Assignment ::
The answer must consist of every line in the data that contains "icon".

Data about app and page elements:

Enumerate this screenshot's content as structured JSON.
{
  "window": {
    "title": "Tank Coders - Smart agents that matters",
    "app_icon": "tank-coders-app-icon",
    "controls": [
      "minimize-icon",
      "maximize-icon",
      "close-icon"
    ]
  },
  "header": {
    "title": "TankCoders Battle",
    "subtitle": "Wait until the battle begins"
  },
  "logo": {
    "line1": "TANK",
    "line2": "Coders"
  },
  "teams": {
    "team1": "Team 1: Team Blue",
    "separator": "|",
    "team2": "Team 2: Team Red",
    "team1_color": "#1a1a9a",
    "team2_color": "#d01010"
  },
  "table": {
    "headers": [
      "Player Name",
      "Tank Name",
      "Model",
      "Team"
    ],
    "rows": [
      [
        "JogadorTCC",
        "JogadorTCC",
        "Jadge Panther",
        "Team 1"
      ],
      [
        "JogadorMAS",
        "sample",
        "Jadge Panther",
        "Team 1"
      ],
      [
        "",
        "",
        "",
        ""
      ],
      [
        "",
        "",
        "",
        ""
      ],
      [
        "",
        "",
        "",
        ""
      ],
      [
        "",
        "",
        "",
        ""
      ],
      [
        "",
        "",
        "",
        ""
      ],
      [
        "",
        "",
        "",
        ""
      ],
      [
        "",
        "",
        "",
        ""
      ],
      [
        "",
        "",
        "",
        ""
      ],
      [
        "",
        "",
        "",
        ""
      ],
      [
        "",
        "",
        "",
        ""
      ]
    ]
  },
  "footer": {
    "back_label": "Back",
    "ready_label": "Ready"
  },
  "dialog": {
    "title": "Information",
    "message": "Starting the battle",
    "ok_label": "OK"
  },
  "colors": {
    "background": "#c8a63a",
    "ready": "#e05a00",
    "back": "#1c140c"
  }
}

Solution to the problem ::
    "app_icon": "tank-coders-app-icon",
      "minimize-icon",
      "maximize-icon",
      "close-icon"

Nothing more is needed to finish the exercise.